The retailer, Mile High Comics CEO and President Chuck Rozanski, is an interesting subject as well, although I wasn't initially all that excited to see him being featured. To be honest, it's really tough to believe the narrative that Spurlock is creating about him as a retailer hoping to make one big score by selling an extremely valuable Golden Age book at the con. Rozanski is, after all, a fixture of the comics retail community, and it's really difficult to buy hope or desperation from a guy that's had that much success, especially when he's introduced by talking about how successful Mile High Comics has been.
On the surface, there's just not much to his arc: Guy who sells comics wants to sell a comic, but then -- spoiler alert! -- he doesn't sell the one he wanted to sell, because maybe he didn't want to sell it after all?
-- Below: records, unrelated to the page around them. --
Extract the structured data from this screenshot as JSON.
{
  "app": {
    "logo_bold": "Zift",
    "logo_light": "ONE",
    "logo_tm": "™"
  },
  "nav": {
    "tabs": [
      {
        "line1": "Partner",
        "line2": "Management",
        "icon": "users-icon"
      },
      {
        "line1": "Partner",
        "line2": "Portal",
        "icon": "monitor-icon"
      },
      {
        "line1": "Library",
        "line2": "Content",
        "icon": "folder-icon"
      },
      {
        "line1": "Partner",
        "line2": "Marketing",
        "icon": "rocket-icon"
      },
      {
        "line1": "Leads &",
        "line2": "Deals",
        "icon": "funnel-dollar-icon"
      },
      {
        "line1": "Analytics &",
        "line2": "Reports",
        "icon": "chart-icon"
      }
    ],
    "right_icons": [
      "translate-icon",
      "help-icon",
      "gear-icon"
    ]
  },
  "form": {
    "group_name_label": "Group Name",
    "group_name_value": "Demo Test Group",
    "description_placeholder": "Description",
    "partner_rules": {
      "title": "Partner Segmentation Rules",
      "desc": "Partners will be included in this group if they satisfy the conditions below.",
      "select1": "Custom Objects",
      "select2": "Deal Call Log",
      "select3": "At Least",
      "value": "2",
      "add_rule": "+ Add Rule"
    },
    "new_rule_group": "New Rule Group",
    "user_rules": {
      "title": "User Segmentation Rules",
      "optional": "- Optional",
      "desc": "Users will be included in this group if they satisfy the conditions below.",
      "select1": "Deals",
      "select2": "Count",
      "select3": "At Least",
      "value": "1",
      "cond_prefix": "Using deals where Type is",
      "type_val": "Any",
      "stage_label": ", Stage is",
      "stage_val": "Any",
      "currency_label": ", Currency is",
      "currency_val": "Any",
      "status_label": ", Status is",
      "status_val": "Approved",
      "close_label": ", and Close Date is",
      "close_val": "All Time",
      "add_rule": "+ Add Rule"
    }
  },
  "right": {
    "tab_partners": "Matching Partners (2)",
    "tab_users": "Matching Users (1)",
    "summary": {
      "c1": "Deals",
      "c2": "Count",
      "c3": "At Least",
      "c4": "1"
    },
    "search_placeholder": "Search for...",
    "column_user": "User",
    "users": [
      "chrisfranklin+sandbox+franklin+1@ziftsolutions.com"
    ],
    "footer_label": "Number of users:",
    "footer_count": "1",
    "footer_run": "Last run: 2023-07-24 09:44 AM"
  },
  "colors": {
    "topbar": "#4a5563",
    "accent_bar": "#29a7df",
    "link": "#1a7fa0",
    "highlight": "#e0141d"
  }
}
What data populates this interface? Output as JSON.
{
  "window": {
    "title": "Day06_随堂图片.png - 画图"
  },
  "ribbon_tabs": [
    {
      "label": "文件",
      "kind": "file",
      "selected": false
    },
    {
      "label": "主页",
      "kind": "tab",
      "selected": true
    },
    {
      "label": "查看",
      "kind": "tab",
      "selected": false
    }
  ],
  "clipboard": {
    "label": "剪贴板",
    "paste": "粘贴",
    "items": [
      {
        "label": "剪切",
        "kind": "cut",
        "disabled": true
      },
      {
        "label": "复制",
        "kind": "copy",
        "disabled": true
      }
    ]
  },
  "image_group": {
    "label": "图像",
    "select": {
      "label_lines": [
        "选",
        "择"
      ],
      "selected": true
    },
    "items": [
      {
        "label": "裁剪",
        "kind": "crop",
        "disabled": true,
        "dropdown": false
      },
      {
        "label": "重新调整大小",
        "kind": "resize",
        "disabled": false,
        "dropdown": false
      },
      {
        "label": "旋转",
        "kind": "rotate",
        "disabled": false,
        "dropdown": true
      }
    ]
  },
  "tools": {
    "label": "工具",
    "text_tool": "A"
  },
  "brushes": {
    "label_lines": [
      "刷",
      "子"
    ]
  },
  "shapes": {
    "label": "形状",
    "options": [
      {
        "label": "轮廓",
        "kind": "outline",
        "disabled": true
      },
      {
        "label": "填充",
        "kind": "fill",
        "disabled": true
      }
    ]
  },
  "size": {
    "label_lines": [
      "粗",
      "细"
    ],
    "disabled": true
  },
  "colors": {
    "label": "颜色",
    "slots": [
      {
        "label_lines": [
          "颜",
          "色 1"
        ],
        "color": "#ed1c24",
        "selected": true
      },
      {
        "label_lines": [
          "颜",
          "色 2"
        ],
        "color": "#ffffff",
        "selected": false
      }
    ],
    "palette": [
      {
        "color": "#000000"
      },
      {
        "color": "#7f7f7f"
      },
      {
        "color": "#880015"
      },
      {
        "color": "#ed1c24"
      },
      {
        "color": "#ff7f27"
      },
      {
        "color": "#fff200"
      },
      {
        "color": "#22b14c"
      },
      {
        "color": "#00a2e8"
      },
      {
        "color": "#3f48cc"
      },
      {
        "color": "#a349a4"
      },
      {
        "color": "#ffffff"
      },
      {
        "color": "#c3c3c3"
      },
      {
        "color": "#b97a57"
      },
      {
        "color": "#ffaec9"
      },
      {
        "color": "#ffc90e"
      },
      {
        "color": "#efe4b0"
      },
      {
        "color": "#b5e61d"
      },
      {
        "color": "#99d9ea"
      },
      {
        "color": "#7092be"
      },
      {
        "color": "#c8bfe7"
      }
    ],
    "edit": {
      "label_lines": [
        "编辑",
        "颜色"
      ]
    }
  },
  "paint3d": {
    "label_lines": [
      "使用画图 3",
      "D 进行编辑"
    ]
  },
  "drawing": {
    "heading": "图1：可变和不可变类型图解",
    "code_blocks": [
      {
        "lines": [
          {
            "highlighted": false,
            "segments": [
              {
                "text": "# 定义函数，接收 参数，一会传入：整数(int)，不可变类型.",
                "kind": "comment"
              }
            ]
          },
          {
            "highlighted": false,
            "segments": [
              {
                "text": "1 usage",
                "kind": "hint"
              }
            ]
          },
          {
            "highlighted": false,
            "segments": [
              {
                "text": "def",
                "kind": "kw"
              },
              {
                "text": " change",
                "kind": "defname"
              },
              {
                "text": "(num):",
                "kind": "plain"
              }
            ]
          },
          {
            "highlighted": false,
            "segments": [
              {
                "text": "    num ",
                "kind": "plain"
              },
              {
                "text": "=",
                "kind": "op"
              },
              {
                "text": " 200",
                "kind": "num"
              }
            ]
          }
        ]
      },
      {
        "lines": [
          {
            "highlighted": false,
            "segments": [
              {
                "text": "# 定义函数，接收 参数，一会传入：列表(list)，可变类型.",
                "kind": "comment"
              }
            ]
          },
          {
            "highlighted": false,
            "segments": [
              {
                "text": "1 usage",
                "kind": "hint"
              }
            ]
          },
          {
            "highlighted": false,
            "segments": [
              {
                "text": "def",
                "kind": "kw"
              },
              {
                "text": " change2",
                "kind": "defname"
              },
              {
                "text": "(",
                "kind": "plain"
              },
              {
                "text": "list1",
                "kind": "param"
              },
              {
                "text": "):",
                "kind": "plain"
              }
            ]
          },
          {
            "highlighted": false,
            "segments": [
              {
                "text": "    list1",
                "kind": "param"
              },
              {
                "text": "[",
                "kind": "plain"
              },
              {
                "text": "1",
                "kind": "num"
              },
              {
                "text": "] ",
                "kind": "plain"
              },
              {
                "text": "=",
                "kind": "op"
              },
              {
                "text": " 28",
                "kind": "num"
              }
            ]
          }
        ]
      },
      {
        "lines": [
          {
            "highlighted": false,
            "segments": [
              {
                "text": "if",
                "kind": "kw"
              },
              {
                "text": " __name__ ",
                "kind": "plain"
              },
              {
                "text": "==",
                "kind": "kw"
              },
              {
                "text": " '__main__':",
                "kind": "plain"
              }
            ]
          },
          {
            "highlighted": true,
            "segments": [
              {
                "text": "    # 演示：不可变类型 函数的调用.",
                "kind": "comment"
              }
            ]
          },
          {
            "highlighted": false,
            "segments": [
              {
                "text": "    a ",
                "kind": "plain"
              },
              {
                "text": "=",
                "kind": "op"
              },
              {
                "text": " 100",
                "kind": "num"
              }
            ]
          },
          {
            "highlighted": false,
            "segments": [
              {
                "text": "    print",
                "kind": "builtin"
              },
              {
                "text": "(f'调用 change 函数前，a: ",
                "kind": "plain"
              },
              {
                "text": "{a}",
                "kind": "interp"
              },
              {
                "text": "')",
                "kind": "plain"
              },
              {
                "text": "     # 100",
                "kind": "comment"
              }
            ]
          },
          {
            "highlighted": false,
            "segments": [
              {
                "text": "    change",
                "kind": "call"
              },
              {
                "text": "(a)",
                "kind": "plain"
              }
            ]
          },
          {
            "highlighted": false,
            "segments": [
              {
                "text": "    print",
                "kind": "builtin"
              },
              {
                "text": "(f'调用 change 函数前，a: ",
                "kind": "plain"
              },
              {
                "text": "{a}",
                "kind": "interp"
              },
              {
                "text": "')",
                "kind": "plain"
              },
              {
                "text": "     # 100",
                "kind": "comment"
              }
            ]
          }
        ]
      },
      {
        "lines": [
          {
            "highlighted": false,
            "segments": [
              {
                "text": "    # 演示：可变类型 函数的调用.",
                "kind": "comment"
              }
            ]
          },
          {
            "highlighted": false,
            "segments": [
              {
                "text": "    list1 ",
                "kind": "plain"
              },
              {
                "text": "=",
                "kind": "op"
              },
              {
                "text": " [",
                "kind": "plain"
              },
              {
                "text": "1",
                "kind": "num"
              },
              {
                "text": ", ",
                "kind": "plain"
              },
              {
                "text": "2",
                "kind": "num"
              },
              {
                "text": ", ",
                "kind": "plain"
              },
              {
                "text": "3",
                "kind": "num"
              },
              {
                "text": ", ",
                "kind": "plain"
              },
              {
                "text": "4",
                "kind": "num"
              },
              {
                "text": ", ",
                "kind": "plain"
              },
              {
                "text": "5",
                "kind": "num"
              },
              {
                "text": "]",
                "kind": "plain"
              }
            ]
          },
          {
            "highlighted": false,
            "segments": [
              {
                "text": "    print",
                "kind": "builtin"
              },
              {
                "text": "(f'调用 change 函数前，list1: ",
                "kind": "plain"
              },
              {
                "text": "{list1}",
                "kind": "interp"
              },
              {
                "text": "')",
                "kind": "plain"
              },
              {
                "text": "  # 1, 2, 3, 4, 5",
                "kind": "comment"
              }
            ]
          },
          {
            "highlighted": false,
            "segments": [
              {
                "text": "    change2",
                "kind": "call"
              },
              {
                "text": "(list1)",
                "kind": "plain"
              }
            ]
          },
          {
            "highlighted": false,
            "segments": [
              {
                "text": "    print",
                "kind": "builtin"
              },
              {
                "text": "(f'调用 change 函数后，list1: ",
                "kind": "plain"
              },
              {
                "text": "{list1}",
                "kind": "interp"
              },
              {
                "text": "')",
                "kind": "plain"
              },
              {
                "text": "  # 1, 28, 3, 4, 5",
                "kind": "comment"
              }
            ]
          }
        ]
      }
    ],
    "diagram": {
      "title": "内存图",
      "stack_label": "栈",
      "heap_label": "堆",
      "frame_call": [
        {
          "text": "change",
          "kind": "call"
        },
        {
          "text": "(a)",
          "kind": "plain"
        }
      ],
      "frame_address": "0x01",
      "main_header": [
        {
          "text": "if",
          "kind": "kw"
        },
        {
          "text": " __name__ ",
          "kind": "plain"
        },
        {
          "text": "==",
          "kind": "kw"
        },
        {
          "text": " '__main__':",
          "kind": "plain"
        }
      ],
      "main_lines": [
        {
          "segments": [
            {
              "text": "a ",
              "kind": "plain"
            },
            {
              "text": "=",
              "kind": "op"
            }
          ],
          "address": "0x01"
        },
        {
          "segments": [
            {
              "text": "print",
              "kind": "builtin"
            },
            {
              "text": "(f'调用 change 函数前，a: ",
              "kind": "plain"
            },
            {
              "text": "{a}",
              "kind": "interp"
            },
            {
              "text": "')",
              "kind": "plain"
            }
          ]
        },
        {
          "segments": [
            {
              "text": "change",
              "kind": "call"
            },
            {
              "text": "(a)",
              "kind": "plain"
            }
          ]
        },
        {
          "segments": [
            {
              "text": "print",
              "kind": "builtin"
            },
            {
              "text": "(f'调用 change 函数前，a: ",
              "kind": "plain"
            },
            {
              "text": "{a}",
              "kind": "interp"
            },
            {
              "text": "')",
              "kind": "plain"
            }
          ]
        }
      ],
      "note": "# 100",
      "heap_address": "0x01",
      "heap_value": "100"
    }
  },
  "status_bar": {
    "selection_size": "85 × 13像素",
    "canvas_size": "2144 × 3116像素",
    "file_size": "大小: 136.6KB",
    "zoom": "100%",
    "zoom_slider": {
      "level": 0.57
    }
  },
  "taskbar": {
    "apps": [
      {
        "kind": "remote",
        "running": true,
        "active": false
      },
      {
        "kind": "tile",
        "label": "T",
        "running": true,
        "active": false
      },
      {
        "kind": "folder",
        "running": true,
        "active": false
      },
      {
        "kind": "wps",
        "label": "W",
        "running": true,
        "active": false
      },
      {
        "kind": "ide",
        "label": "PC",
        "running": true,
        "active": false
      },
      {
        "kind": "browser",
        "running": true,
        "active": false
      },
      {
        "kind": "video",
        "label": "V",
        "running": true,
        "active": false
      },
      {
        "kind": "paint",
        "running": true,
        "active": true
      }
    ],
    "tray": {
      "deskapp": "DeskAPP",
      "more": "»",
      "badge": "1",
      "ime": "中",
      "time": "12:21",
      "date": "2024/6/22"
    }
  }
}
But while it might not be much of a story, Rozanski is still absolutely fantastic to watch.
He has what are unquestionably the best quotes in the movie. As someone who's been there since the beginning, who has watched the slow takeover of Comic-Con by movies and TV -- turning it into what Marc Guggenheim calls "the world's largest focus group" -- he's in a perfect position to be the guy who voices those frustrations, and somehow manages to do it without coming off as an old grump:
"We can't use the loading docks anymore because LucasFilm owns the loading docks. That kinda pisses you off because... It's our house!"
And he also has a pretty amazing take on relationships, delivered during a conversation about -- no kidding -- Nicolas Cage:
"When a woman tells you to grow up, that's God's way of telling you to get a new woman. Especially if she tells you to get rid of your comics. There's three billion women on the planet, not a lot of great comics."
If Mile High really wants to make a big score, they will put that quote on t-shirts toute de suite.
In the end, Comic-Con has a lot to offer. It's not a typical look at the convention experience, but I don't think it should be, either. It sets these interesting stories of interesting people -- and one dude who wants a Galactus figure -- against a background that's inherently fascinating, and in the process, it provides a look at the show that's new and interesting, even to someone who was there the entire time.